(Records from a data collection)

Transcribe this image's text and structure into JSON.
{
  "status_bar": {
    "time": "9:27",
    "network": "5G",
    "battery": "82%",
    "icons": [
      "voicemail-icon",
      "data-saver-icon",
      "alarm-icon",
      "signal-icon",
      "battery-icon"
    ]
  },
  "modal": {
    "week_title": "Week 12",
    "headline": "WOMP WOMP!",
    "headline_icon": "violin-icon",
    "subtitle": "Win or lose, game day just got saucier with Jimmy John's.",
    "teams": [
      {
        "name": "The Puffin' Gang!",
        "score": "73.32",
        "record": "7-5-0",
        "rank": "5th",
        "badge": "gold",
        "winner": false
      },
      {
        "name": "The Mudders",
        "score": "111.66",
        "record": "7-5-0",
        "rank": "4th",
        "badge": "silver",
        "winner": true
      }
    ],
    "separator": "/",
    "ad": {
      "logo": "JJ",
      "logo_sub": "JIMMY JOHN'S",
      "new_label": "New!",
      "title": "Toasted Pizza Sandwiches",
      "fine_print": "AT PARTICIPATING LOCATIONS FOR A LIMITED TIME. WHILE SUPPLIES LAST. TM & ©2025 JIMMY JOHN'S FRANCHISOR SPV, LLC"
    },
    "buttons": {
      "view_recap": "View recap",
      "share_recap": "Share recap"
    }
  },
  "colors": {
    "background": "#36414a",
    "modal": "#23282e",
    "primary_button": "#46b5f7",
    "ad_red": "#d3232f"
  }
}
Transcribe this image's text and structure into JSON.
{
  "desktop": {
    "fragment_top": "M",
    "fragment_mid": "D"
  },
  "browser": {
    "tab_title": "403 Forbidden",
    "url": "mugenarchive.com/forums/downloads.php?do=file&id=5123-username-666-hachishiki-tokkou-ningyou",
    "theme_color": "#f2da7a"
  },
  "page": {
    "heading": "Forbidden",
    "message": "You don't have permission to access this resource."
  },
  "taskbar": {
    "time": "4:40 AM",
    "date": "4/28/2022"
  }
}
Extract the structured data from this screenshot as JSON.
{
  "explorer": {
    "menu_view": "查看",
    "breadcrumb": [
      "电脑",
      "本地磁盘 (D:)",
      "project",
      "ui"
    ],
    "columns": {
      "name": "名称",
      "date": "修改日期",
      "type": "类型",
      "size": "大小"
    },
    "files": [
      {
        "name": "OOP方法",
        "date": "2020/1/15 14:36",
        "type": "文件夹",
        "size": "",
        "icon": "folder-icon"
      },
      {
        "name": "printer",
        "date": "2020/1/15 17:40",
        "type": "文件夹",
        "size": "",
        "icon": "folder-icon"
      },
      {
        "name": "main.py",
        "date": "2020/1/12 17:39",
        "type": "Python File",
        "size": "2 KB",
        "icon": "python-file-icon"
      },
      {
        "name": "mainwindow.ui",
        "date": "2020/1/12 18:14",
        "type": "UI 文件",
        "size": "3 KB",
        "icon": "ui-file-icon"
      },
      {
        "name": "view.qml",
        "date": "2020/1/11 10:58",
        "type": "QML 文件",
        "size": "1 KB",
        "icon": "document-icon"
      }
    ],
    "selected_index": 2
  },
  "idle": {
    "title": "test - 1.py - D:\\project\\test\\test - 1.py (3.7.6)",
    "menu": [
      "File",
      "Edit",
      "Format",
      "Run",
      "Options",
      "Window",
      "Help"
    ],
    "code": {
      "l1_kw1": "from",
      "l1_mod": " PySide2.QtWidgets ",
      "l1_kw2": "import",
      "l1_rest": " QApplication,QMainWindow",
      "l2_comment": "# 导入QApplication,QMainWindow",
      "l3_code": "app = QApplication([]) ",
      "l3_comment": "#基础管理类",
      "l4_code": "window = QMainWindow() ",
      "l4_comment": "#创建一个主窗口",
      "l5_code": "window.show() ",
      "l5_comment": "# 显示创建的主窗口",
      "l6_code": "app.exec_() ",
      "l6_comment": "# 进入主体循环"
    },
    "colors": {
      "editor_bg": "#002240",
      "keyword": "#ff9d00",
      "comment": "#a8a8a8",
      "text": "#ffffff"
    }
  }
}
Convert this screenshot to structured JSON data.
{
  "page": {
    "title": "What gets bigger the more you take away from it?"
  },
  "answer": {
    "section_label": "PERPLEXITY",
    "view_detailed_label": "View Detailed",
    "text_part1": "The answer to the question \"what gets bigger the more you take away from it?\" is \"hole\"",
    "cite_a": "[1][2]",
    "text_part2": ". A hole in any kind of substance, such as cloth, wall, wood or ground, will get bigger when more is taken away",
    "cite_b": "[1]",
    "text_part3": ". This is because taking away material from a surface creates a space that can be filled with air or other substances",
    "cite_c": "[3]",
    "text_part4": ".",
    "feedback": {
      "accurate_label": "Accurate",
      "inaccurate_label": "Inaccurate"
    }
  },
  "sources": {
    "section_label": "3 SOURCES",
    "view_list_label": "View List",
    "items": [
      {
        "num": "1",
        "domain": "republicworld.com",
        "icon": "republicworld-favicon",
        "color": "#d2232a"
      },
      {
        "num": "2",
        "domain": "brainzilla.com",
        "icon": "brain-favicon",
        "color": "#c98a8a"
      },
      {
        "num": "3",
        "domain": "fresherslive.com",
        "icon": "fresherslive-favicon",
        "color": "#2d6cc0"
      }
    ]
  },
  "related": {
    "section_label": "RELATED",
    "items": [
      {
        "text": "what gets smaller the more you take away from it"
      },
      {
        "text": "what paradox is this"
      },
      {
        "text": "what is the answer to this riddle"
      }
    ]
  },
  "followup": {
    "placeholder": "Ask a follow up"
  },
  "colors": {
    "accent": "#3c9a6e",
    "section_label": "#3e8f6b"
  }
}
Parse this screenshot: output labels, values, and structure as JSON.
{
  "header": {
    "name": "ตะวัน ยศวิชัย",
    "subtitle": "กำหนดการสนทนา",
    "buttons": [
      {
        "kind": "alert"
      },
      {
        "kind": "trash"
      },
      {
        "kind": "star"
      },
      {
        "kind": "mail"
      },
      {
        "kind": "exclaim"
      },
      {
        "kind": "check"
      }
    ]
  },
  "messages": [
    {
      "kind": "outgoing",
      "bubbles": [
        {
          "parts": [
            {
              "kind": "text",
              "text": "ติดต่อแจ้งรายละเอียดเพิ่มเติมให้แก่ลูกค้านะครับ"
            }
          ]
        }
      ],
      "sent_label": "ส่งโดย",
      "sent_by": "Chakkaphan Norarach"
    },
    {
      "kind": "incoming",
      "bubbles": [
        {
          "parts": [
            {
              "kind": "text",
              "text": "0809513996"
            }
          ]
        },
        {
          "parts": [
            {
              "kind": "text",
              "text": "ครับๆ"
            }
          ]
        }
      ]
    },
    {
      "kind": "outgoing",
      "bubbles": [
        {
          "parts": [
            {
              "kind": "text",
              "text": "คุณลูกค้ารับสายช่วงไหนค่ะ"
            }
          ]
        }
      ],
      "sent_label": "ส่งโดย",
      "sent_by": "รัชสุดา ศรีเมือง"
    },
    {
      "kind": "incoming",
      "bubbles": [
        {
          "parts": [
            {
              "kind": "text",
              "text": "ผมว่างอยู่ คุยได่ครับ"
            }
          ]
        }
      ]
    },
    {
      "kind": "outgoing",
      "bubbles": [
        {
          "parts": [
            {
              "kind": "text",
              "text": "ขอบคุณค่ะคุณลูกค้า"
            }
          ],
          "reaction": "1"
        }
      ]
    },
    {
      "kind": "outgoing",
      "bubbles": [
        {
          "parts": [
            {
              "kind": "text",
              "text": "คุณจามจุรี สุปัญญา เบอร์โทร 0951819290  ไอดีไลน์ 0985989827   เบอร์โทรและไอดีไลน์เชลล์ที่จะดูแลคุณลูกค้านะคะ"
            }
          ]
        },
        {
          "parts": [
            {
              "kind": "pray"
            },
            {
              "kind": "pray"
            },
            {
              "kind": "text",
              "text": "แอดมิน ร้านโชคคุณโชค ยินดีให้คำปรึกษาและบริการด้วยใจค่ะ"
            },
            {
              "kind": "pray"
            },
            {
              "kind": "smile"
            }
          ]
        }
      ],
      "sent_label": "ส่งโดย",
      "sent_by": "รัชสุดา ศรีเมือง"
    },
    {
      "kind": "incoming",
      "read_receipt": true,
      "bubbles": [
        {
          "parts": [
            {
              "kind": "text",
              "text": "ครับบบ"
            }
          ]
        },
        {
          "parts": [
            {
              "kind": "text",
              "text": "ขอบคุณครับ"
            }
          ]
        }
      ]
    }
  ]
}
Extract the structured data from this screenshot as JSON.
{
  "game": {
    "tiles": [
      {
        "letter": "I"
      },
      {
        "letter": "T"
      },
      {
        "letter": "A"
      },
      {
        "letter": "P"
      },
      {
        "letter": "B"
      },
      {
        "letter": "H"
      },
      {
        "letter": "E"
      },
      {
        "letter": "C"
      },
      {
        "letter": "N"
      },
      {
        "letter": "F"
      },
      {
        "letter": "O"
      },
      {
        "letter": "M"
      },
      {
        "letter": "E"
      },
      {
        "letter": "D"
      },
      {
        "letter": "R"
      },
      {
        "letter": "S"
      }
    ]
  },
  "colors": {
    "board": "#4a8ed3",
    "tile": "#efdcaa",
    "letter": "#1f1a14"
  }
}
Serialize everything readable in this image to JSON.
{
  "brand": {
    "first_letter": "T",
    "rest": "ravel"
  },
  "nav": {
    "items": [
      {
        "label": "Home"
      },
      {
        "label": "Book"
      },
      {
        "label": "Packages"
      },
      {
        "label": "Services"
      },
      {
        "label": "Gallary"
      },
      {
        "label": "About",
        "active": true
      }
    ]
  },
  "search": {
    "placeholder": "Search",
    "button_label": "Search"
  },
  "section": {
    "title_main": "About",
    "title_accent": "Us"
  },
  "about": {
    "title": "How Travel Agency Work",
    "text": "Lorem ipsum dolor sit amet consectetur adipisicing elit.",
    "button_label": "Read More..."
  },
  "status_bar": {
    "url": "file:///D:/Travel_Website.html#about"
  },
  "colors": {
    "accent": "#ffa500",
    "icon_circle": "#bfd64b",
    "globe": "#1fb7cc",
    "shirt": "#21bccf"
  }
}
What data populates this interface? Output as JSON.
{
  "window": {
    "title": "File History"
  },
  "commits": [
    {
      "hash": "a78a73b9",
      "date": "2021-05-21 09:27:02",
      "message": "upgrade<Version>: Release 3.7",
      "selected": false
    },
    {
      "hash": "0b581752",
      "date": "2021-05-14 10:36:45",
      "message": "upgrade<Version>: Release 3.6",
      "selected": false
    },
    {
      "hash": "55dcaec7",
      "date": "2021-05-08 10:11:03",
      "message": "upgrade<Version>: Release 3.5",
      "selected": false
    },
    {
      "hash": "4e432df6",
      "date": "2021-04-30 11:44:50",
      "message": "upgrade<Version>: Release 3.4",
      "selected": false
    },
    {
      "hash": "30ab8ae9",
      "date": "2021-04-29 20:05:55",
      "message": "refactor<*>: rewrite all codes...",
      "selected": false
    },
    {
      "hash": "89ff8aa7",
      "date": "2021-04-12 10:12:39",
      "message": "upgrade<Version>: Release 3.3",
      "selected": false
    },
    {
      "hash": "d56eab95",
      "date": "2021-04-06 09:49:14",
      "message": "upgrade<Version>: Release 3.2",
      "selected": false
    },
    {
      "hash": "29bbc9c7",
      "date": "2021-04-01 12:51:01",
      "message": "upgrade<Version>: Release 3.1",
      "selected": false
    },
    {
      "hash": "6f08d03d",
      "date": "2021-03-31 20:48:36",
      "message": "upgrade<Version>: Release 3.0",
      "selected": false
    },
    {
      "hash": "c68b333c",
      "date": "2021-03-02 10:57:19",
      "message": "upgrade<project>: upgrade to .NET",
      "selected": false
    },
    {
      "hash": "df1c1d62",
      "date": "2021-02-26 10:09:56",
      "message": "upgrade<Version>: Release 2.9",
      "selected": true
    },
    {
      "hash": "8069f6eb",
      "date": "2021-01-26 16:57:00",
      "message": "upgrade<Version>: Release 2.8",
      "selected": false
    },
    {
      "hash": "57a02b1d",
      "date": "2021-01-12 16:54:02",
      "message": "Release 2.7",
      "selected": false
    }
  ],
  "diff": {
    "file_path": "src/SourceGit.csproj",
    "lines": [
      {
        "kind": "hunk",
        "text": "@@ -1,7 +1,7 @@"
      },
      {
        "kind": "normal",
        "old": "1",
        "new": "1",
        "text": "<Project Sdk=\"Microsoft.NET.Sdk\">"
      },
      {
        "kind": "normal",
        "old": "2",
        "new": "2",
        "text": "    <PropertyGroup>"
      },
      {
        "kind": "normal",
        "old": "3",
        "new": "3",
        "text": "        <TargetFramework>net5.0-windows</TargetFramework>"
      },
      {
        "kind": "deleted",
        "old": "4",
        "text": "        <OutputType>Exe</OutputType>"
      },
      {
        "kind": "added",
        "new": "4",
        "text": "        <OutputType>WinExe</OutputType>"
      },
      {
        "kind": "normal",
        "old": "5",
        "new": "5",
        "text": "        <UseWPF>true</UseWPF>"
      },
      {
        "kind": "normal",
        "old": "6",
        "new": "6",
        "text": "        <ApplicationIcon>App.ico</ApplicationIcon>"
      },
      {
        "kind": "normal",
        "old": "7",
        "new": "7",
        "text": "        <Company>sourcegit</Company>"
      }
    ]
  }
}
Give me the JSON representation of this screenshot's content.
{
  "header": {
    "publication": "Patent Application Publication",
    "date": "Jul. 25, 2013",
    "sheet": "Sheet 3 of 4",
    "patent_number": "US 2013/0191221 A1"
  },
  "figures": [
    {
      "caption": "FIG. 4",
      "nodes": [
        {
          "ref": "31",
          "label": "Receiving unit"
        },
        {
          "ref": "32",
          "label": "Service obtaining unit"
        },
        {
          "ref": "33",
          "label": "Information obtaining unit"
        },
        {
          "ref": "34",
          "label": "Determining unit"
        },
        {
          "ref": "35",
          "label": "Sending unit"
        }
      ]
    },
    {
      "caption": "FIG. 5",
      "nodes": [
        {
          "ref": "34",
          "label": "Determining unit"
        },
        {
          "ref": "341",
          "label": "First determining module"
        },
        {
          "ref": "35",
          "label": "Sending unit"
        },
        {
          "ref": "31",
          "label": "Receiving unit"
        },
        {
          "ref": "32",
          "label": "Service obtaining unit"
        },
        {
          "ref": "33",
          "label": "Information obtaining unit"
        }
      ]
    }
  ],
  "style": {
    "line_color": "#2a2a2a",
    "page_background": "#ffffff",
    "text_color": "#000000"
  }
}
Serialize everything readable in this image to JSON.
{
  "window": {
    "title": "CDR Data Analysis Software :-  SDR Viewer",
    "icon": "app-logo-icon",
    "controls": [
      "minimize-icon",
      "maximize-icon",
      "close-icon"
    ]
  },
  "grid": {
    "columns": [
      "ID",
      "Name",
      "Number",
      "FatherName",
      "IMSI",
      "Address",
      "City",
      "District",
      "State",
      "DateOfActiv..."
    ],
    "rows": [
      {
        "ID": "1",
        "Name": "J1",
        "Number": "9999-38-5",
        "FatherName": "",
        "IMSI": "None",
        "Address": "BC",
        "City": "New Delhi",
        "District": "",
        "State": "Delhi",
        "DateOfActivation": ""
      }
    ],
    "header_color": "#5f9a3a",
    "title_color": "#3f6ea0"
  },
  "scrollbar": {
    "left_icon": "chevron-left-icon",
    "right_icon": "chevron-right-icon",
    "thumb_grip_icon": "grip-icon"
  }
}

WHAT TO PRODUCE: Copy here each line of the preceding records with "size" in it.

ANSWER SECTION:
      "size": "大小"
        "size": "",
        "size": "",
        "size": "2 KB",
        "size": "3 KB",
        "size": "1 KB",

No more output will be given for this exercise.